There were 10 retreats this year; another 15 are planned for next year. Families must be referred for the retreats by hospitals or hospice agencies.

Stephen Knapp went to the multiple sclerosis family retreat in January with his wife and two daughters. The 54-year-old risk and facility manager from Boca Raton was diagnosed in September 2002 with MS, which destroys neurons in the brain and can cause episodes of blindness, paralysis and muscle spasms.

"The most meaningful part of it for me was when all the MS people sat in a room and each one just told their individual story about how MS impacted their lives," said Knapp, a former golf professional who walks with a cane and can no longer maneuver on the links the way he once did. "It really opened your eyes to how really devastating the disease is."

HOPES OF EXPANSION

Moran said she wants to expand the program by finding a permanent retreat site to host a larger number of families in need.

"The stress of coping with a serious illness can tear families apart," Moran said. "Deliver the Dream gives families who are coping with crisis the chance to have fun, laugh, talk, and just be kids and families again."

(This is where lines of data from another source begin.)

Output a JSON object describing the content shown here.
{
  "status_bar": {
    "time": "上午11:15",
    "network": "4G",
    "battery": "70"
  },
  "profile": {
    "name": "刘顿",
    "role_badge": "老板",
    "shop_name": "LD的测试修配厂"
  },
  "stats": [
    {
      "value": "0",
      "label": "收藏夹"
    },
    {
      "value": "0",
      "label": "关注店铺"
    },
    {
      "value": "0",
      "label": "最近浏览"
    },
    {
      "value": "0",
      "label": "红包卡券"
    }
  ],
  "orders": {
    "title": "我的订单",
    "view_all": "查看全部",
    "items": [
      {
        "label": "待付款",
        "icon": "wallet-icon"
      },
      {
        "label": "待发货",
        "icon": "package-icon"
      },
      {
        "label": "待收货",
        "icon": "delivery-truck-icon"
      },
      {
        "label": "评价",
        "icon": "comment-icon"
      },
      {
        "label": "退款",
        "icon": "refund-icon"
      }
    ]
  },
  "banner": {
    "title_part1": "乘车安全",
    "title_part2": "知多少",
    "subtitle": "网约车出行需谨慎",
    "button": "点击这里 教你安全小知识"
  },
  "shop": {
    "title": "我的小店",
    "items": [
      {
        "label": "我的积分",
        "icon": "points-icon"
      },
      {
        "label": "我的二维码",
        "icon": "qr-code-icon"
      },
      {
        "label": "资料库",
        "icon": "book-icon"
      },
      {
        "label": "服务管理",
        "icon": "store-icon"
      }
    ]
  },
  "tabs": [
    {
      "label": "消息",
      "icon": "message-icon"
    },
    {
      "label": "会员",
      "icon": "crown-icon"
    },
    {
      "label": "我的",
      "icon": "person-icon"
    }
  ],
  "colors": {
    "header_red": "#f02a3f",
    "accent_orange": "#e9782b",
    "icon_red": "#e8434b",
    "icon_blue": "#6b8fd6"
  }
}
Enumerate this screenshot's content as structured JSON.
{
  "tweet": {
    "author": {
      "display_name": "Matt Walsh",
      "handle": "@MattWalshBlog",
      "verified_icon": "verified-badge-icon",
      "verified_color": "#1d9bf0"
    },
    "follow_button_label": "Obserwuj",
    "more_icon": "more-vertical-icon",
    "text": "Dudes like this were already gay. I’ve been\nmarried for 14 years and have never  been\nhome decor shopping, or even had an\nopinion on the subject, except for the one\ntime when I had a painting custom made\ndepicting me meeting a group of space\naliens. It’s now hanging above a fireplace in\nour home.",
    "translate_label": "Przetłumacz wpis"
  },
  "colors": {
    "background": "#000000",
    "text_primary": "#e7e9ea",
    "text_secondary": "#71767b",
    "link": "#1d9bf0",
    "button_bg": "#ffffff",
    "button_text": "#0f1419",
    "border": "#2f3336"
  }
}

Heather Ann Quinn, 18, of Boca Raton, was the oldest of the children at this retreat. She was diagnosed with a brain tumor two years ago. She walks with a cane, has some visual impairment and often doesn't have the strength to do the things other girls her age do. But when Heather saw children like David Vega or Catherine Hugo fearlessly tackle rock climbing walls and horseback riding, she had a revelation.

"I was happy to see them running around and playing like nothing was wrong with them," she said. "After seeing all these kids, they changed my mind about doing stuff."

Before the retreat last weekend, many only knew each other from the waiting rooms or hallways at Chris Evert. Afterward, real friendships emerge.

The bus ride back home to Fort Lauderdale is alive with chatter and laughter, sharing memories. "It went by so fast," Teresa Hugo said. "We were all crying when we left."

Added Dr. Roskos, who saw several patients the day after they returned: "The kids had a great time, but I think the parents had a better time. Some of the worry lines are gone and some of the faces are a bit brighter."
 

Copyright © 2003, The Miami Herald